Already, beyond ASEAN, India appears attracted to taking advantage of the predicament China might be in with Trump. India, of course, has long-standing border disputes with China, which Beijing has been happy to keep unresolved. At the same time, there is strategic competition between the two over their regional place in Asia.

Another could be Japan which, again, has many unresolved disputes and issues with China. As usual, India, in particular, appears to want to flirt with Trump even at the cost of frustrating conclusion of the RCEP. The cost to India, however, could be isolation from the Asia-Pacific region for an uncertain alliance with Trump’s America.

You cannot do strategy with a counter-party whose leitmotif is transactional. With Trump it is not going to be win-win. It is going to be win-win-win for America, given his America First posturing.

ASEAN states should want to address these profound issues. Even dissuade member and partner countries from wanting to sup with the devil, as it were.

China, of course, has not been the ideal big country partner beyond platitudinous statements and suffocation of ASEAN with money. Its actions in the South China Sea are not indicative of a great power that will not grind your face in the dirt if you did not do its bidding.

Will China become the good big brother it claims it wants to be, even as America becomes the bad and ugly one? It looks like ASEAN might be caught between a rock and a hard place. Individual member states no doubt will be doing their calculation with the hope to position themselves in a better than survival mode.

However they will all be better off if they also worked together among themselves and partnered Asia-Pacific countries to achieve better economic integration, whose benefit will discourage them from playing dangerous geopolitical games.

So, as ASEAN under Philippines leadership looks at themes such as inclusive growth, an excellent focus, and addresses the many stubborn issues that are barriers to better integration, it must prepare also for the very difficult economic and political environment which will be fashioned by the Trump administration.

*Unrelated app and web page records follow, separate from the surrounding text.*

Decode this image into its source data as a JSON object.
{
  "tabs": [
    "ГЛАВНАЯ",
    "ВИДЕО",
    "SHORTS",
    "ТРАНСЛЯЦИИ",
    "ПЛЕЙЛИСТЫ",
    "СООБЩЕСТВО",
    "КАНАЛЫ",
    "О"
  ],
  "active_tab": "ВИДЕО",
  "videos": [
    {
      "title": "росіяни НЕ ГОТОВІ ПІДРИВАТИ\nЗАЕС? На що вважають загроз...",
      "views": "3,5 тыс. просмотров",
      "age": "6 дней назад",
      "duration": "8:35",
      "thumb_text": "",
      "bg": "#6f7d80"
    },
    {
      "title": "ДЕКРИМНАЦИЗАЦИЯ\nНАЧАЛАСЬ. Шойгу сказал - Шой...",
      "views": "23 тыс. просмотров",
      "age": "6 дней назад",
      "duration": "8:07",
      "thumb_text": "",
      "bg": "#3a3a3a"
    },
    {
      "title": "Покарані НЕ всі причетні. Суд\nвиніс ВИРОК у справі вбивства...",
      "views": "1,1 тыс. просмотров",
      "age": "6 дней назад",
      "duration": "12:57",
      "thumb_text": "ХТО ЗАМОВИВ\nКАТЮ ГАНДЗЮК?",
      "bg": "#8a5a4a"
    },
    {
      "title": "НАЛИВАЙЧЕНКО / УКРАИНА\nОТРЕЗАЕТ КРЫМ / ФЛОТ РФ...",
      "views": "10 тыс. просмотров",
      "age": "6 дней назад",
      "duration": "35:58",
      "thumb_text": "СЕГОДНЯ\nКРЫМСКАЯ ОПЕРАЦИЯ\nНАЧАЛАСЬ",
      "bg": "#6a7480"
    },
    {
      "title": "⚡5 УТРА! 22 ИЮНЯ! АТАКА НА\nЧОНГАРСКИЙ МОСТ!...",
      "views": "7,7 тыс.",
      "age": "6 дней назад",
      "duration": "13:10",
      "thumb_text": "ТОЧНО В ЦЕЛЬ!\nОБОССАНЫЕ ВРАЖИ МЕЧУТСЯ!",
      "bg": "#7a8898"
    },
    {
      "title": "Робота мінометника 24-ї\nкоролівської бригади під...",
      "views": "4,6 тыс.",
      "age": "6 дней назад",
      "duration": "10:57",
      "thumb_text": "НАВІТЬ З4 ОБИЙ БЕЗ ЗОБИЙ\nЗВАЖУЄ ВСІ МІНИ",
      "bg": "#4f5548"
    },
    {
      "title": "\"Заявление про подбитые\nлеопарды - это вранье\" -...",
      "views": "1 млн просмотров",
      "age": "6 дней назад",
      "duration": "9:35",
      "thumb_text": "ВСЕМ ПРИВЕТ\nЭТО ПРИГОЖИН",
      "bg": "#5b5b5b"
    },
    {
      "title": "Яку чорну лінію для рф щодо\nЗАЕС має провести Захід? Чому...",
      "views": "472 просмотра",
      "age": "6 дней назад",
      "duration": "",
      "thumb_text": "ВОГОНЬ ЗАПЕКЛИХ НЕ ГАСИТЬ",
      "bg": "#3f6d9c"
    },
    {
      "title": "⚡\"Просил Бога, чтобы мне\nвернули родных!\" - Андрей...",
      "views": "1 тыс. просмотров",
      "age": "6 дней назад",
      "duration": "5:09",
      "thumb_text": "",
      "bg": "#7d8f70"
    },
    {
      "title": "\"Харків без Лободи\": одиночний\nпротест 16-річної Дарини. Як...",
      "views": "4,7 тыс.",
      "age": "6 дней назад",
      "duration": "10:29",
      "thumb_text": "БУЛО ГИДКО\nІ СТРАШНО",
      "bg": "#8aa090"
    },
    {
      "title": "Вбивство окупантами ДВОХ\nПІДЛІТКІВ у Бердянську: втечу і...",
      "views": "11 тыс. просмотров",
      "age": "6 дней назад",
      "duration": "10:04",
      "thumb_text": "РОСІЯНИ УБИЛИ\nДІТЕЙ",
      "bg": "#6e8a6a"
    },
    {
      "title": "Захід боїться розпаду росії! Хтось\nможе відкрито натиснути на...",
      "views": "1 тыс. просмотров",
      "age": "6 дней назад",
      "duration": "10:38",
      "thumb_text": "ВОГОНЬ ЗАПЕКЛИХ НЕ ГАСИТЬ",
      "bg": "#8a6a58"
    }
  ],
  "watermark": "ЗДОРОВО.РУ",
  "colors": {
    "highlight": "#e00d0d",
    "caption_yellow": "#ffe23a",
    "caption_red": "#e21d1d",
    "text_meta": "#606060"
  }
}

Tan Sri  Dr. Munir Majid, chairman of Bank Muamalat and visiting senior fellow at LSE Ideas (Centre for International Affairs, Diplomacy and Strategy), is also chairman of CIMB Asean Research Institute.